Tuesday, August 20, 2019

The '1619 Project' at the New York Times

This is really a lot, I'll tell you.

I read the hard-copy "1619 Project" at the New York Times Magazine yesterday.

I was actually looking forward to it, and it's interesting and impressive.

It's also wrong.

The main problem is with the central goal and agenda of the entire enterprise, "to reframe American history by considering what it would mean to regard 1619 as our nation's birth year."

That is, to "rewrite" history with America's "original sin" as the singular variable that explains all consequent history of the United States, from the landing of the first black slaves sold in Virginia to the present day of political polarization, incessant racist recrimination, and the politics of Twitter call-out culture. Racism, slavery, white supremacy --- this is the "master" paradigm to understand where we are today, and of course, the master variable that implies only one way forward, the leftist Democrat way, the progressive big-government way, that demonizes and destroys the history of the tremendous courage and sacrifice of all Americans in making this nation --- and our exceptional national experiment --- the greatest in human history.

Like I said, there's a lot on this.

Start with Damon Linker, at the Week, "The New York Times surrenders to the left on race":

This [project] turns historical scholarship into propaganda for a left-wing political movement.

Saying so doesn't at all imply that journalists should refrain from drawing on the work of historians. But it does mean that when they do draw on that work, they should do so with caution and a fair amount of historiographical sophistication, realizing that no single narrative of the past is the indisputably right one, and that new interpretations that break sharply from a past consensus often go too far. That's especially true when the new claims advance a radical political agenda.

And the 1619 Project is all about advancing a radical political agenda. The message it aims to convey is clear: The United States is and always has been, from its very origin, a racist country infected by a white supremacist ideology that has birthed and nurtured institutions and systems — from Congress to capitalism — that systematically disadvantage black Americans. Political actors of the present have a simple choice: They can either embrace (invariably left-liberal or socialist) policies that will begin the process of dismantling these pervasive forms of structural injustice — or they can oppose doing so and ensure that the injustices continue, with toxic racism remaining where it has been for the past four centuries, at the very center of American life. Those are the choices.

You're either part of the solution or part of the problem.

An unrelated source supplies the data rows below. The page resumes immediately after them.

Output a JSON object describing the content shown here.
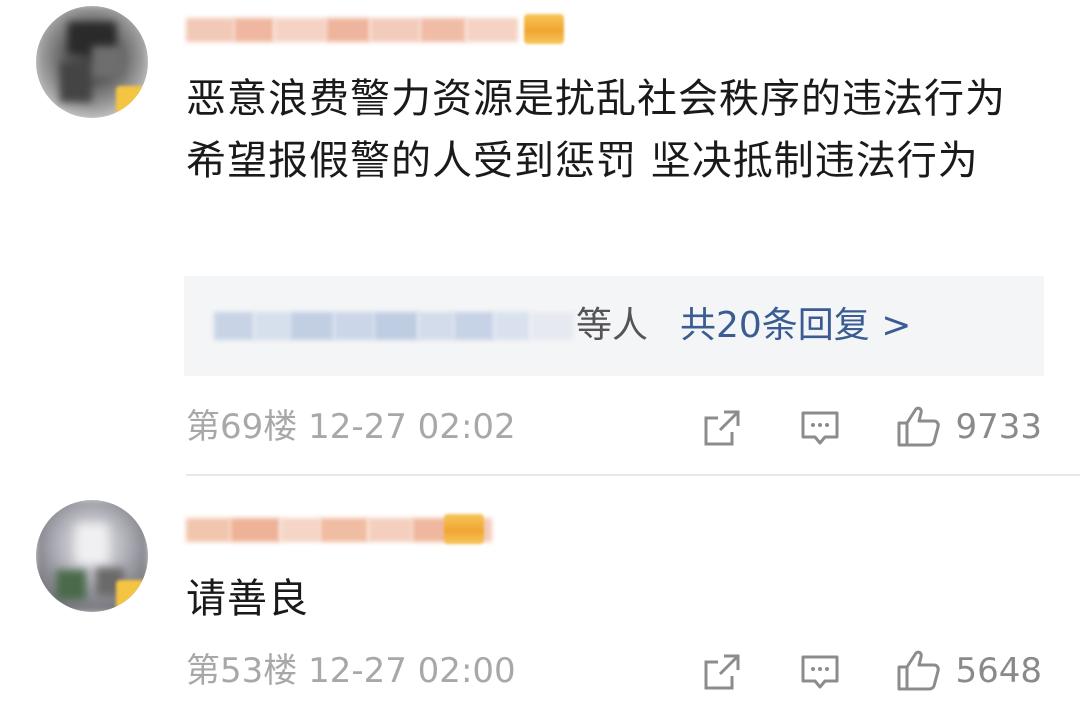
{
  "comments": [
    {
      "text": "恶意浪费警力资源是扰乱社会秩序的违法行为 希望报假警的人受到惩罚 坚决抵制违法行为",
      "replies": {
        "suffix": "等人",
        "total_label": "共20条回复 >"
      },
      "meta": "第69楼 12-27 02:02",
      "likes": "9733"
    },
    {
      "text": "请善良",
      "meta": "第53楼 12-27 02:00",
      "likes": "5648"
    }
  ],
  "icons": {
    "share": "share-icon",
    "comment": "comment-icon",
    "like": "thumbs-up-icon"
  },
  "colors": {
    "reply_link": "#3a5c93",
    "meta": "#a8a8a8",
    "text": "#1a1a1a"
  }
}
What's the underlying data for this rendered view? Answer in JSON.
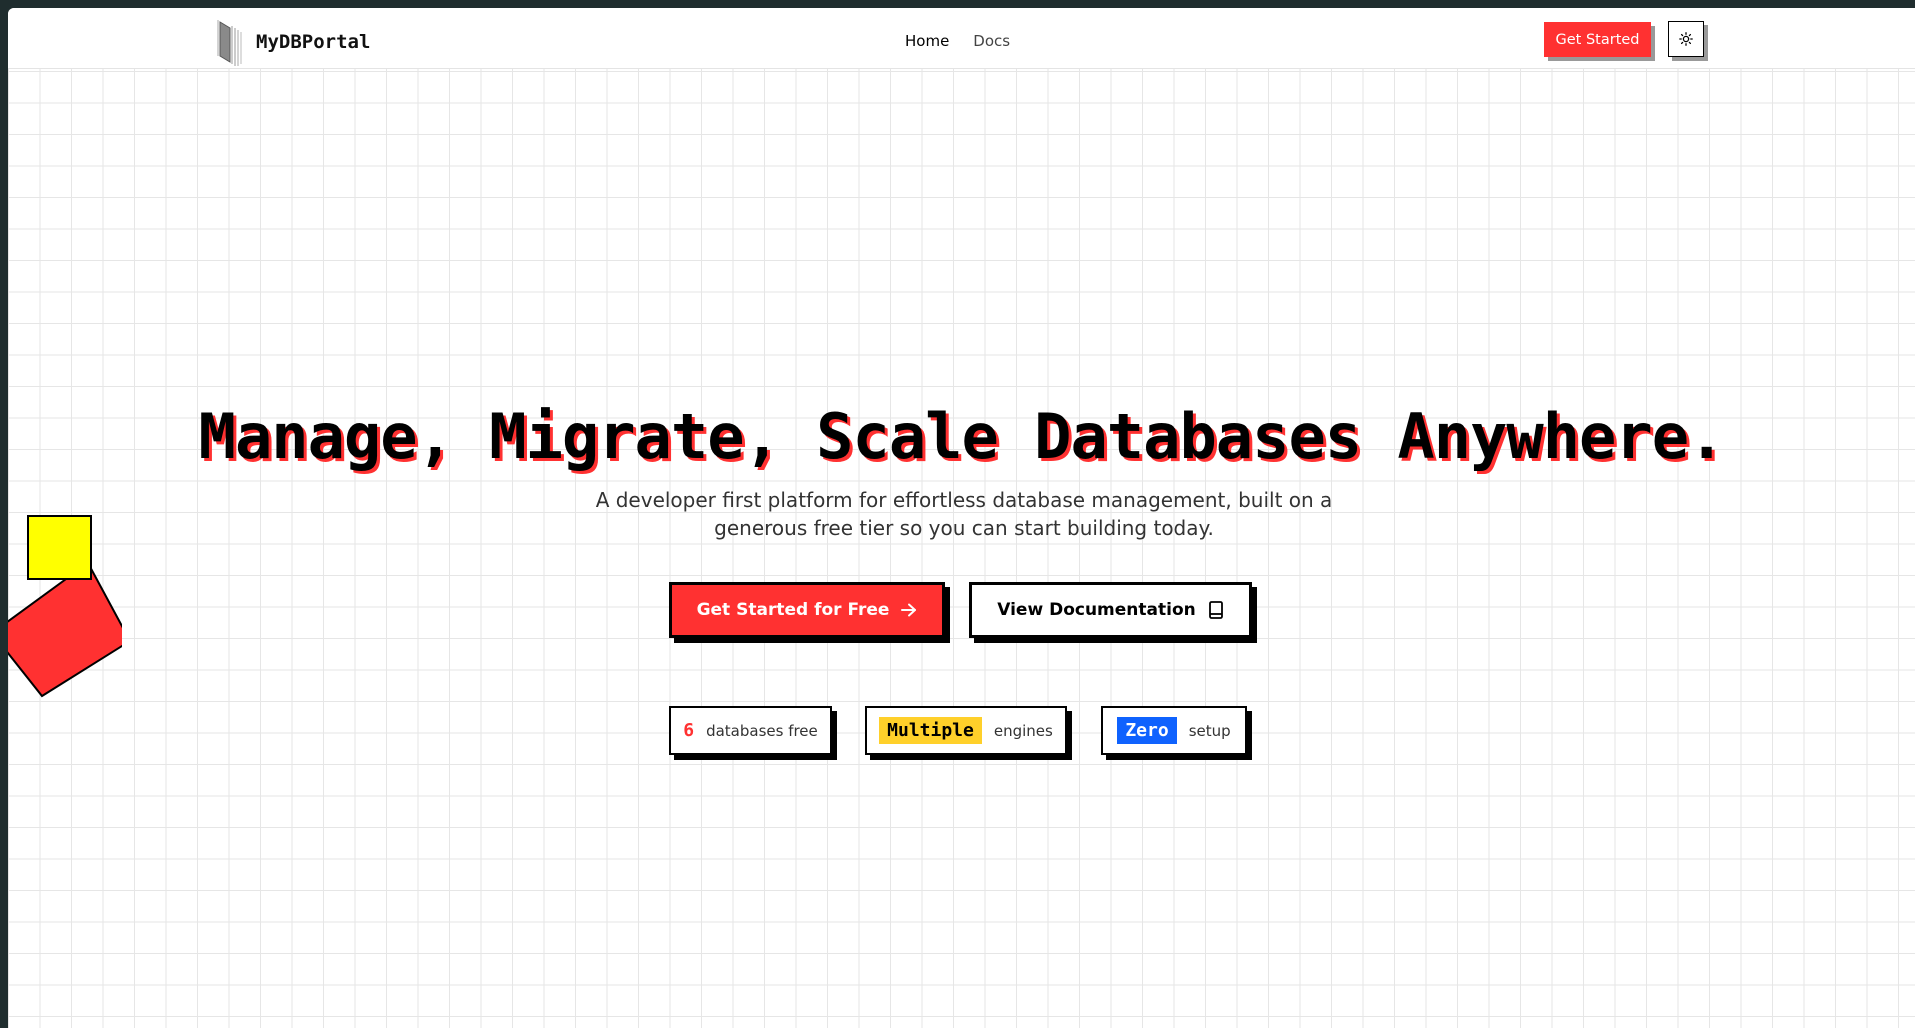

That line is a paraphrase of Eldridge Cleaver, an early leader of the Black Panthers, the revolutionary black nationalist organization founded in 1966, and it's fitting to refer to him here, since the publication of the 1619 Project represents the definitive triumph of left-wing activism over journalistic skepticism, circumspection, and restraint at The New York Times — and not just at the NYTM, since the newspaper has promised to publish more contributions to the 1619 Project in the coming days and weeks. As if the content of last Sunday's paper wasn't evidence enough of this development, the leaked transcript of a recent town-hall meeting at the Times gives us an added glimpse of how reporters and editors now think and talk about race. Here is a representative comment addressed to executive editor Dean Baquet:
Staffer: I just feel like racism is in everything. It should be considered in our science reporting, in our culture reporting, in our national reporting. And so, to me, it's less about the individual instances of racism, and sort of how we're thinking about racism and white supremacy as the foundation of all of the systems in the country. And I think particularly as we are launching a 1619 Project, I feel like that's going to open us up to even more criticism from people who are like, "OK, well you're saying this, and you're producing this big project about this. But are you guys actually considering this in your daily reporting?" [Slate]
Racism is in everything. White supremacy is the foundation of all of the systems in the country. Those are fairly extreme, unmodulated statements. Did Baquet respond by pointing out that, while racism exists and needs to receive coverage in the paper, there are many other ways to talk about America and its history — by placing it in international context, by highlighting aspects of the American past that go beyond race, by raising issues of class and ethnicity and gender, by engaging with contrary intellectual, cultural, and economic currents, social trends, and ways of understanding?
Also very good is Rich Lowry, at the New York Post, "The left's vile smear of America's founding."

Plus, Dan McLaughlin has an incredible Twitter thread, which would be better for students to learn in school that NYT's slavery project --- and I don't exaggerate.

At Twitchy, "Class is in SESSION: Dan McLaughlin’s thread on American history makes New York Times look even more desperate."

Also, via Memeorandum, at Slate, "Who Got the Maddest About the New York Times’ Slavery Coverage?"

The Pulitzer Center has the pdf of Sunday's magazine, so no worry about the Times' paywall.